Tragically I’ve been slow to the Robert Oster Signature Ink party. I recently changed that when I picked up some Robert Oster Summer Storm (via JetPens) which is a fantastic blue grey ink that I’m already planning on getting a second bottle of.
The great thing about Robert Oster Signature Inks is that they are hand made and with a focus on being environmentally friendly with their plastic bottles being manufactured in a carbon-neutral facility. For some reason the small swab of ink on the label on the top of the lid really reinforces this hand made feel to me. Not to knock other ink manufacturers, but you just won’t find this on any other mass produced inks. It doesn’t make the ink any better, but it certainly hits home with the message of being hand made and a smaller operation when you notice the different shapes, locations, and sizes of the swabs in pictures found online.
As someone who was (was, as of trying this ink) a heavy blue black ink fan, this Robert Oster Summer Storm blue grey ink was a game changer.
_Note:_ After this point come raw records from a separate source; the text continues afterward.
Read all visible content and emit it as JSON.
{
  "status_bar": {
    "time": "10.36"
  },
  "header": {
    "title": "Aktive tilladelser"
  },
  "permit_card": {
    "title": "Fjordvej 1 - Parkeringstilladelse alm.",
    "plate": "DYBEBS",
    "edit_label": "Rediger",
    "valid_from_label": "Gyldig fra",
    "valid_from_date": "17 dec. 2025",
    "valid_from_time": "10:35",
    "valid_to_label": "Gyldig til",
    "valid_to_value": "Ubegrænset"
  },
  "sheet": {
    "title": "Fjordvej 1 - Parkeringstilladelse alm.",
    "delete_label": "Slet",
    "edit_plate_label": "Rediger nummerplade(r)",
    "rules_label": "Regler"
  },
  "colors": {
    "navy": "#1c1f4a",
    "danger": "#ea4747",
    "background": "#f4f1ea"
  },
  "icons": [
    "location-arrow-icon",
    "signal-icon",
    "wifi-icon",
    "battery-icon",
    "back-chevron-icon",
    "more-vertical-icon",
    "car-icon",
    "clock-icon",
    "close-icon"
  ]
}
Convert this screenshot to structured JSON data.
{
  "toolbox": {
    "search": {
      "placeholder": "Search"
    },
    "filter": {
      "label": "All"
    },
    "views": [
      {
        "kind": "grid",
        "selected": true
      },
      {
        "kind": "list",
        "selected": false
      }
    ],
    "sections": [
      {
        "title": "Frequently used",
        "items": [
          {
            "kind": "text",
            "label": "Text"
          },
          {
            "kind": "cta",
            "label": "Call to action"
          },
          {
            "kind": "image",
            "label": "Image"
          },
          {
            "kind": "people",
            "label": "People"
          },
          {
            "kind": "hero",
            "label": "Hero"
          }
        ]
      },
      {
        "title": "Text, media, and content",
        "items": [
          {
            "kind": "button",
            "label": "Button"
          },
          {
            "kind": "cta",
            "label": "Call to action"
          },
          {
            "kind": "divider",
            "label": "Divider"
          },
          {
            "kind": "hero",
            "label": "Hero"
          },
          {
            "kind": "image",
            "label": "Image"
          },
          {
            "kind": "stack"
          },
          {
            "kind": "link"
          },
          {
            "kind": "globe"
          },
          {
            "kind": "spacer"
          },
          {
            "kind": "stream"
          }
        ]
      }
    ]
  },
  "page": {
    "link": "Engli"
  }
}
I typically like the not quite blue, not quite black look of blue black ink, but it has its tendency to look black many times. This Summer Storm though, its got a fantastic blue grey look that absolutely doesn’t get confused with a straight up blue or straight up grey ink, its clearly a hybrid of the two, and you can even see that upon your first peek into the bottle. The “legs” like on a glass of wine really show how unique and soft of a color this is with clear hints of both blue and grey.
A close up look at the ink swabs above of the Robert Oster Summer Storm really shows the hints of both the blue and grey colors. The swab on the left is a one time swipe with a cotton swab that also shows some overlap, and on the right you see a sample where the ink is swabbed twice for a darker look.
Robert Oster Summer Storm Writing Samples:
I really love the color of this ink, and depending on your computer/phone/tablet and its screen you might be seeing different things here, but its a really great looking combination blue grey ink with a very soft tone to it. It would never be confused with a blue black that can sometimes look way too dark to really distinguish the blue or black nature of the ink. Writing with the wider 1.1mm stub nib, more of the softness of the blue grey shows, while using a more narrow nib like the EF on my Pilot Vanishing Point, it takes on a darker tone, but still not to be mistaken for dark blue or black.
Overall the ink performs fairly well, with minimal feathering and limited show-through on the back of the page. Although these were noticeable on the 90 gsm Clairefontaine paper I wrote on, it wasn’t enough to detract from how much I really like this color and other performance attributes. It feels to me that even with the wider 1.1mm stub nib, the Robert Oster Summer storm writes a little bit on the dry side. Initial pen strokes come out looking a bit more dark and even a hint purpleish on both Clairefontaine paper and Levenger Rhodia Circa paper, but it dries to the more subtle blue grey that I really love. Its a great ink for business purposes that shows a little uniqueness but isn’t too loud. You can grab a bottle here from our sponsors at JetPens, and I’m confident you won’t regret it.
©2017, Brian Greene. All rights reserved.